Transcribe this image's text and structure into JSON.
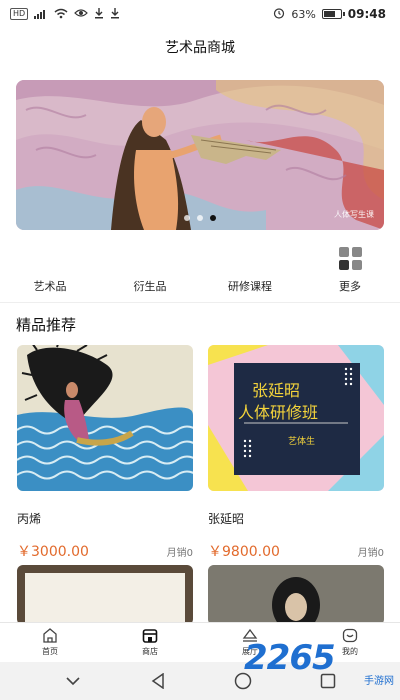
{
  "status_bar": {
    "left_badge": "HD",
    "left_signal": "⁴ᴳ",
    "battery": "63%",
    "time": "09:48"
  },
  "header": {
    "title": "艺术品商城"
  },
  "banner": {
    "watermark": "人体写生课",
    "slide_count": 3,
    "active_slide": 3
  },
  "categories": [
    {
      "label": "艺术品"
    },
    {
      "label": "衍生品"
    },
    {
      "label": "研修课程"
    },
    {
      "label": "更多"
    }
  ],
  "section": {
    "title": "精品推荐"
  },
  "products": [
    {
      "name": "丙烯",
      "price": "￥3000.00",
      "sales": "月销0"
    },
    {
      "name": "张延昭",
      "price": "￥9800.00",
      "sales": "月销0",
      "poster": {
        "line1": "张延昭",
        "line2": "人体研修班",
        "tag": "艺体生"
      }
    }
  ],
  "tabbar": [
    {
      "label": "首页",
      "icon": "home-icon"
    },
    {
      "label": "商店",
      "icon": "shop-icon"
    },
    {
      "label": "展厅",
      "icon": "gallery-icon"
    },
    {
      "label": "我的",
      "icon": "profile-icon"
    }
  ],
  "watermark": {
    "big": "2265",
    "small": "手游网"
  },
  "colors": {
    "price": "#e26a2c",
    "poster_bg": "#1e2a44",
    "poster_text": "#f3d33b"
  }
}
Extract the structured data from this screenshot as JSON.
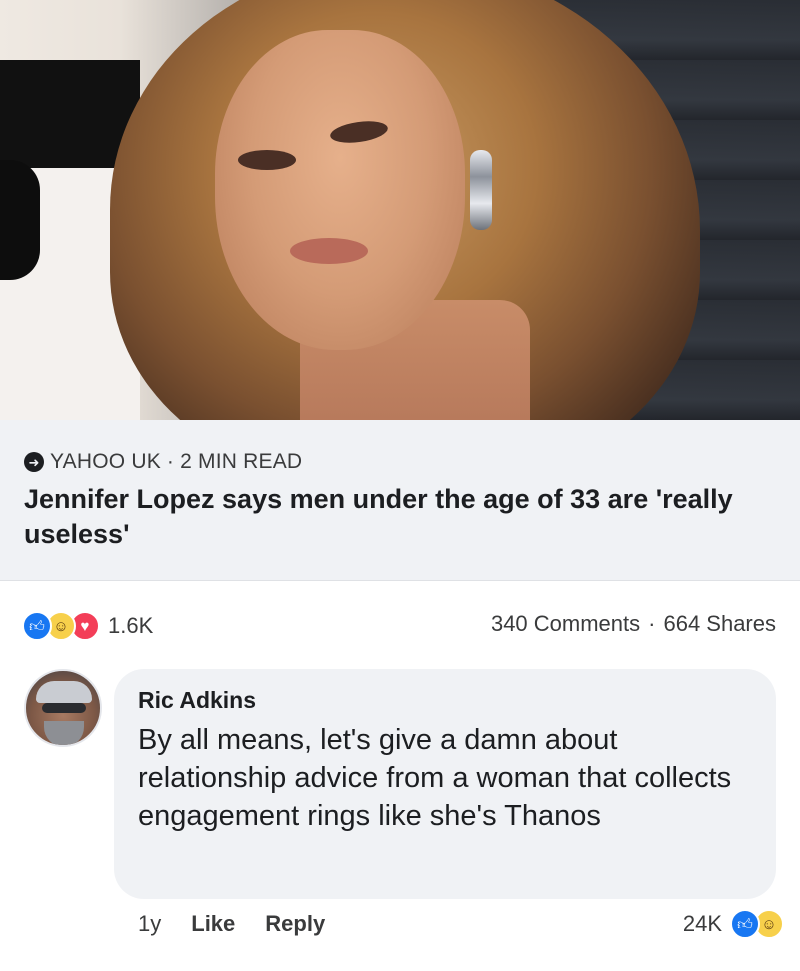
{
  "post": {
    "link_preview": {
      "source": "YAHOO UK",
      "separator": "·",
      "read_time": "2 MIN READ",
      "headline": "Jennifer Lopez says men under the age of 33 are 'really useless'"
    },
    "reactions": {
      "icons": [
        "like-icon",
        "haha-icon",
        "love-icon"
      ],
      "count": "1.6K"
    },
    "engagement": {
      "comments": "340 Comments",
      "separator": "·",
      "shares": "664 Shares"
    }
  },
  "comment": {
    "author": "Ric Adkins",
    "text": "By all means,  let's give a damn about relationship advice from a woman that collects engagement rings like she's Thanos",
    "age": "1y",
    "like_label": "Like",
    "reply_label": "Reply",
    "reaction_count": "24K",
    "reaction_icons": [
      "like-icon",
      "haha-icon"
    ]
  },
  "colors": {
    "like_blue": "#1877f2",
    "haha_yellow": "#f7d04b",
    "love_red": "#f33e58",
    "page_bg": "#f0f2f5",
    "text_primary": "#1c1e21",
    "text_secondary": "#3a3b3c"
  }
}
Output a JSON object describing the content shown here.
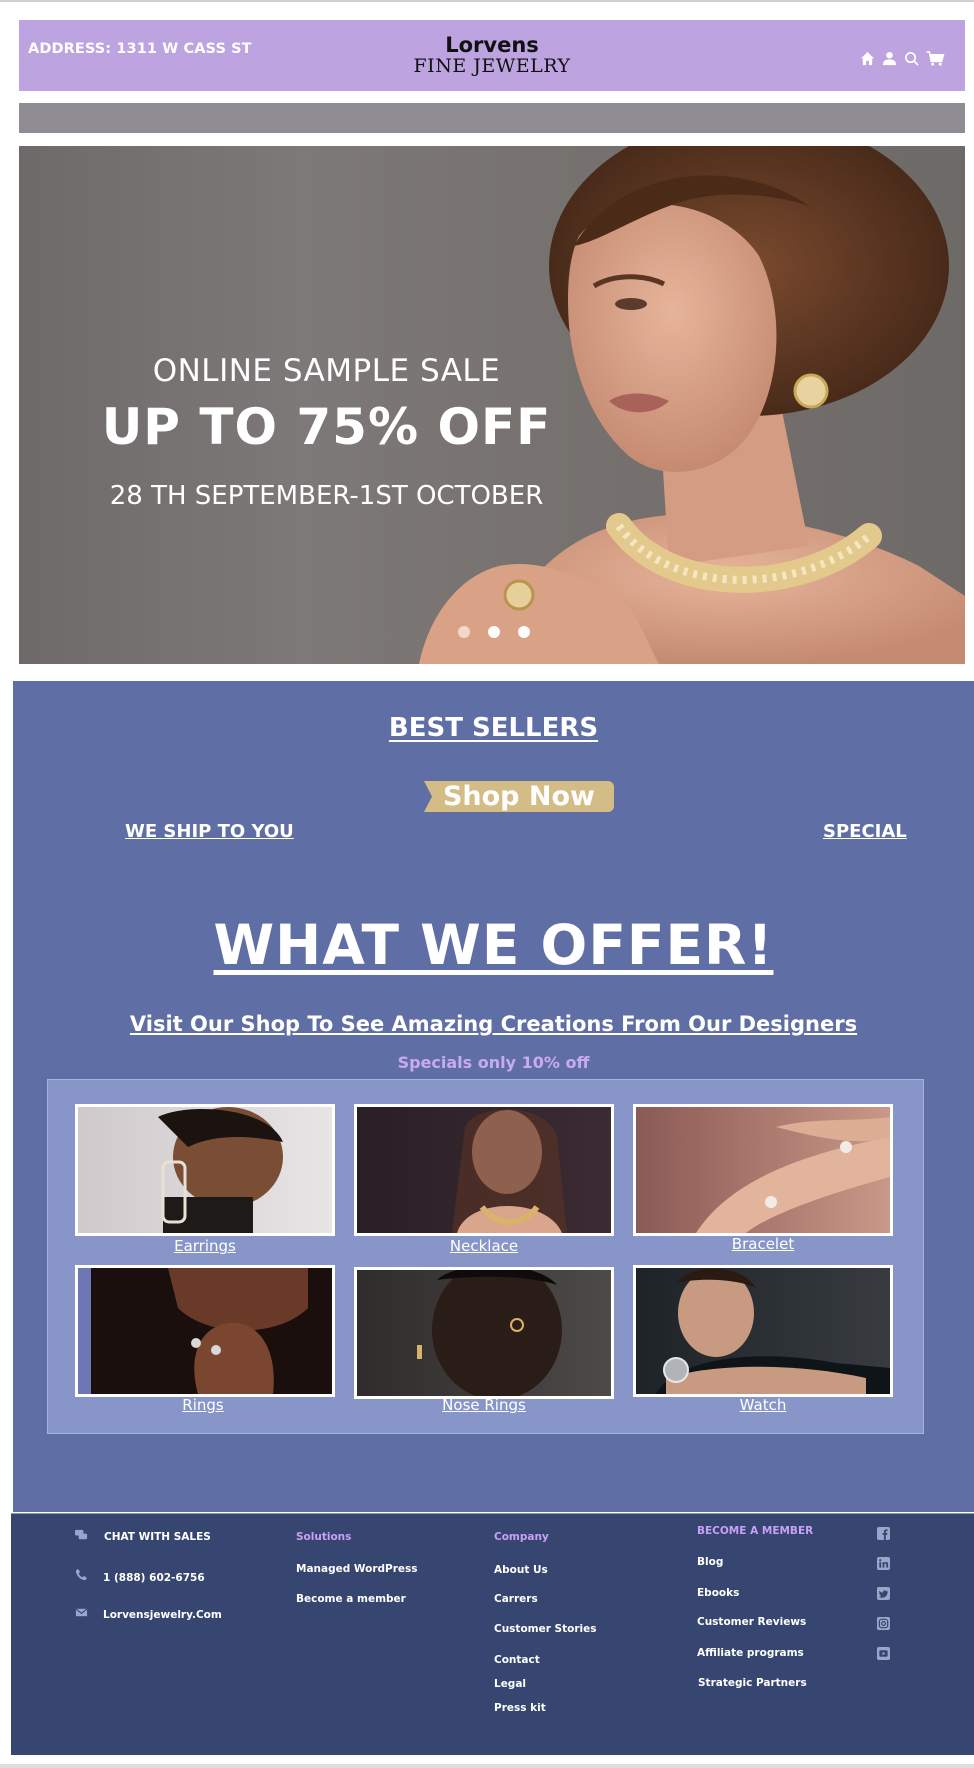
{
  "header": {
    "address": "ADDRESS: 1311 W CASS ST",
    "logo_top": "Lorvens",
    "logo_bottom": "FINE JEWELRY",
    "icons": [
      "home-icon",
      "user-icon",
      "search-icon",
      "cart-icon"
    ]
  },
  "hero": {
    "line1": "ONLINE SAMPLE SALE",
    "line2": "UP TO 75% OFF",
    "line3": "28 TH SEPTEMBER-1ST OCTOBER",
    "slide_count": 3,
    "active_slide": 1
  },
  "main": {
    "best_sellers": "BEST SELLERS",
    "shop_now": "Shop Now",
    "ship": "WE SHIP TO YOU",
    "special": "SPECIAL",
    "offer_title": "WHAT WE OFFER!",
    "visit": "Visit Our Shop To See Amazing Creations From Our Designers",
    "specials_note": "Specials only 10% off",
    "categories": [
      {
        "label": "Earrings"
      },
      {
        "label": "Necklace"
      },
      {
        "label": "Bracelet"
      },
      {
        "label": "Rings"
      },
      {
        "label": "Nose Rings"
      },
      {
        "label": "Watch"
      }
    ]
  },
  "footer": {
    "contact": {
      "chat": "CHAT WITH SALES",
      "phone": "1 (888) 602-6756",
      "site": "Lorvensjewelry.Com"
    },
    "solutions": {
      "heading": "Solutions",
      "items": [
        "Managed WordPress",
        "Become a member"
      ]
    },
    "company": {
      "heading": "Company",
      "items": [
        "About Us",
        "Carrers",
        "Customer Stories",
        "Contact",
        "Legal",
        "Press kit"
      ]
    },
    "member": {
      "heading": "BECOME A MEMBER",
      "items": [
        "Blog",
        "Ebooks",
        "Customer Reviews",
        "Affiliate programs",
        "Strategic Partners"
      ]
    },
    "social_icons": [
      "facebook-icon",
      "linkedin-icon",
      "twitter-icon",
      "instagram-icon",
      "youtube-icon"
    ]
  },
  "colors": {
    "header_bg": "#bda3e0",
    "section_bg": "#5f6fa5",
    "footer_bg": "#364670",
    "accent_gold": "#d4bc86",
    "accent_lilac": "#c9a0f5"
  }
}
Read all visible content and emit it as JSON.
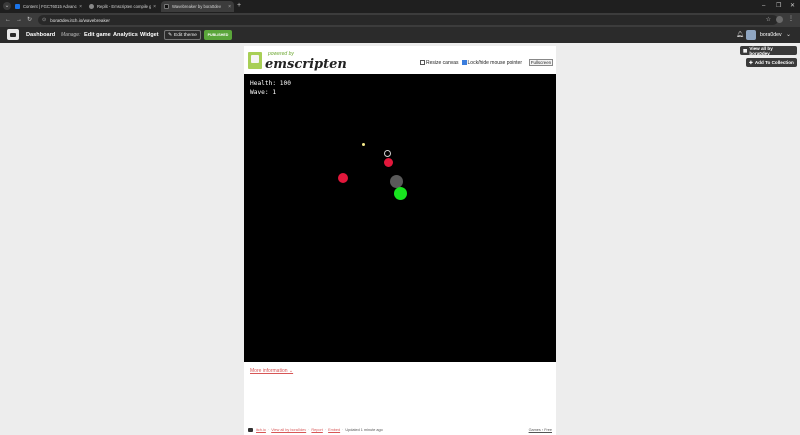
{
  "browser": {
    "tabs": [
      {
        "title": "Content | FGCT6015 Advance...",
        "favicon_color": "#1a73e8",
        "active": false
      },
      {
        "title": "Replit - Emscripten compile g...",
        "favicon_color": "#8a8a8a",
        "active": false
      },
      {
        "title": "Wavebreaker by bora0dev",
        "favicon_color": "#111111",
        "active": true
      }
    ],
    "url": "bora0dev.itch.io/wavebreaker"
  },
  "site_nav": {
    "dashboard": "Dashboard",
    "manage_label": "Manage:",
    "edit_game": "Edit game",
    "analytics": "Analytics",
    "widget": "Widget",
    "edit_theme": "Edit theme",
    "status_badge": "PUBLISHED",
    "username": "bora0dev"
  },
  "side_actions": {
    "view_all": "View all by bora0dev",
    "add_collection": "Add To Collection"
  },
  "emscripten": {
    "powered_by": "powered by",
    "brand": "emscripten",
    "resize_canvas_label": "Resize canvas",
    "resize_canvas_checked": false,
    "lock_pointer_label": "Lock/hide mouse pointer",
    "lock_pointer_checked": true,
    "fullscreen_label": "Fullscreen"
  },
  "game": {
    "health_text": "Health: 100",
    "wave_text": "Wave: 1"
  },
  "page": {
    "more_information": "More information",
    "footer": {
      "itch_link": "itch.io",
      "view_all": "View all by bora0dev",
      "report": "Report",
      "embed": "Embed",
      "updated": "Updated 1 minute ago",
      "right_links": "Games › Free"
    }
  },
  "colors": {
    "enemy": "#e2173b",
    "player": "#18e41f",
    "shadow_enemy": "#595959",
    "bullet": "#f5e98a"
  }
}
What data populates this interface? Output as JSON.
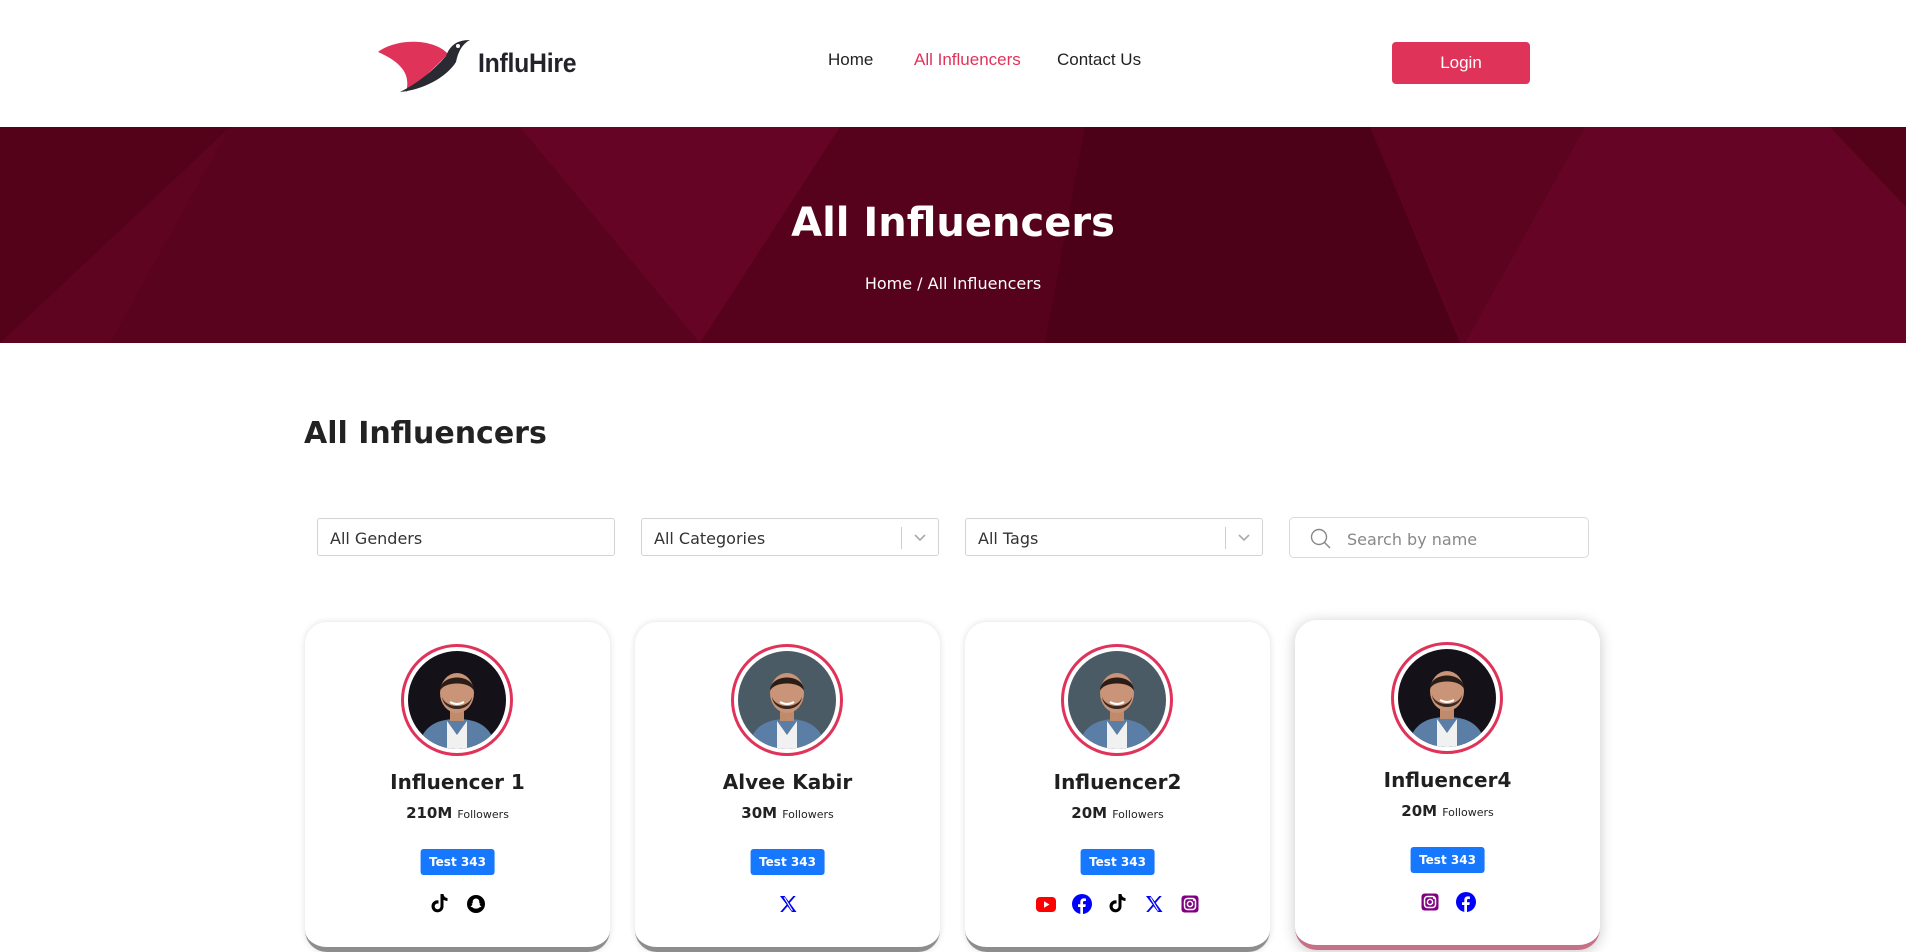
{
  "header": {
    "brand": "InfluHire",
    "nav": [
      {
        "label": "Home",
        "active": false
      },
      {
        "label": "All Influencers",
        "active": true
      },
      {
        "label": "Contact Us",
        "active": false
      }
    ],
    "login_label": "Login"
  },
  "hero": {
    "title": "All Influencers",
    "breadcrumb_home": "Home",
    "breadcrumb_sep": " / ",
    "breadcrumb_current": "All Influencers"
  },
  "main": {
    "title": "All Influencers",
    "filters": {
      "gender": "All Genders",
      "category": "All Categories",
      "tags": "All Tags"
    },
    "search": {
      "placeholder": "Search by name",
      "value": ""
    }
  },
  "influencers": [
    {
      "name": "Influencer 1",
      "followers": "210M",
      "followers_label": "Followers",
      "tag": "Test 343",
      "avatar": "man-dark-background",
      "socials": [
        "tiktok-icon",
        "snapchat-icon"
      ]
    },
    {
      "name": "Alvee Kabir",
      "followers": "30M",
      "followers_label": "Followers",
      "tag": "Test 343",
      "avatar": "man-grey-background",
      "socials": [
        "x-icon"
      ]
    },
    {
      "name": "Influencer2",
      "followers": "20M",
      "followers_label": "Followers",
      "tag": "Test 343",
      "avatar": "man-grey-background",
      "socials": [
        "youtube-icon",
        "facebook-icon",
        "tiktok-icon",
        "x-icon",
        "instagram-icon"
      ]
    },
    {
      "name": "Influencer4",
      "followers": "20M",
      "followers_label": "Followers",
      "tag": "Test 343",
      "avatar": "man-dark-background",
      "socials": [
        "instagram-icon",
        "facebook-icon"
      ]
    }
  ],
  "colors": {
    "accent": "#e0335a",
    "hero_bg": "#5e0320",
    "tag_bg": "#1677ff",
    "youtube": "#ff0000",
    "facebook": "#0000ff",
    "x": "#0000ff",
    "instagram": "#800080",
    "tiktok": "#000000",
    "snapchat": "#000000"
  }
}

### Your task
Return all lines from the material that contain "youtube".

### Problem solution
      "youtube-icon"
        "youtube-icon",
    "youtube": "#ff0000",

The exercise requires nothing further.